Please be aware that there are some significant downsides to microstepping. There is often a substantial loss of torque which can lead to a loss of accuracy. See the resources section below for more information.
For the next example, a switch will be added to change direction. One terminal of the switch goes to GPIO16. Another terminal goes to ground.
One issue with the last program is that it relies on the Python sleep method for timing which is not very reliable. For the next example, I’ll use the PiGPIO library which provides hardware based PWM timing.
Before use, the PiGPIO daemon must be started using sudo pigpiod from a terminal.
The first part of the following code is similar to the first example. The syntax is modified for the PiGPIO library. The set_PWM_dutycycle method is used to set the PWM dutycycle. This is the percentage of the pulse that is high and low. The value 128 sets it to 50%. Therefore, the on and off portions of the cycle are equal. The set_PWM_frequency method sets the number of pulses per second. The value 500 sets the frequency to 500 Hz. An infinite while loop checks the switch and toggles the direction appropriately.
One caveat when using the PiGPIO set_PWM_frequency method is it is limited to specific frequency values per sample rate as specified in the following table.
You can change the same rate using the -s configuration option when you start the PiGPIO daemon. The default sample rate is 5 which has values between 8000 and 10 hertz (see green row above). For the code example, I chose 500 Hz which is one of the values. If I had specified 600 it would have automatically dropped it down to 500. 700 would be bumped up to 800. If you need to use a frequency not found in the table, PiGPIO also allows you to use the Pi’s built in hardware PWM which is only available on GPIO pin 18. Instead of the set_pwm methods, you would to use the hardware_PWM method.
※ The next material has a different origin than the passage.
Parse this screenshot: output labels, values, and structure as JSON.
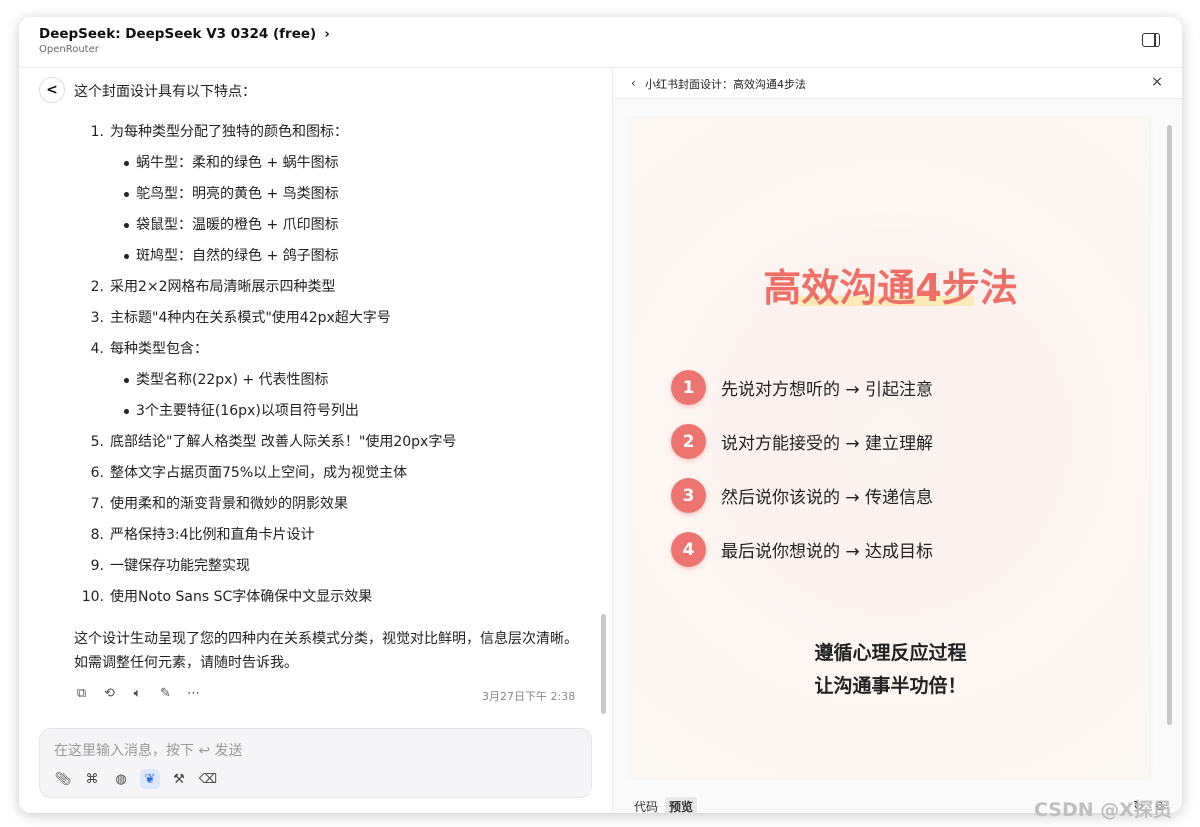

It takes parameters for GPIO, frequency and duty cycle.
One drawback to the 2nd Python example, is we only have control over speed and direction. It does not afford the ability to specify the number of steps to travel. Also switching a motor direction abruptly or accelerating too fast can lead to missed steps. A better practice is to smoothly accelerate and decelerate. This is often referred to as ramping. Both of these issues can be addressed with PiGPIO waveforms.
Currently there is a bug in the PiGPIO library related to waveform timing. A workaround is to start the PigPIO daemon with the -t option (clock peripheral) set to zero for PWM as opposed to the default PCM.
This fixes the waveform timing. Hopefully, this bug will be fixed pretty soon. Please note that although it fixes the waveform timing it interferes with the PWM timing in the previous example and prevents the use of the hardware_PWM().
The following method generate_ramp was posted to the Raspberry Pi forum by Joan the author of PiGPIO. The method takes a variable ramp which is a list of frequency and step pairs. It then generates a chain of waveforms corresponding to the passed values. I made a few small modifications to the method such as hard coding the GPIO and clearing existing waves at the onset of the method as opposed to blocking the thread at the end to clean up.
Don’t worry if the method itself seems complicated because it is very easy to use. The following snippet calls generate_ramp with 6 ramp levels to slowly accelerate from 320 Hz to 2000 Hz. The steps per ramp level are exaggerated for demonstration purposes. Often a specific frequency will cause resonance and it is necessary to increase the acceleration to go through the resonance frequency quickly.
DRV-8825 Missing Microsteps with Solution (link hijacked)
How to prevent step losses with Stepper Motors
Microstepping Myths and Realities
Pololu DRV-8825 FAQ
Stepper and BLDC Motor Interactive Animations
All Python Code from Video – Released 6/4/2017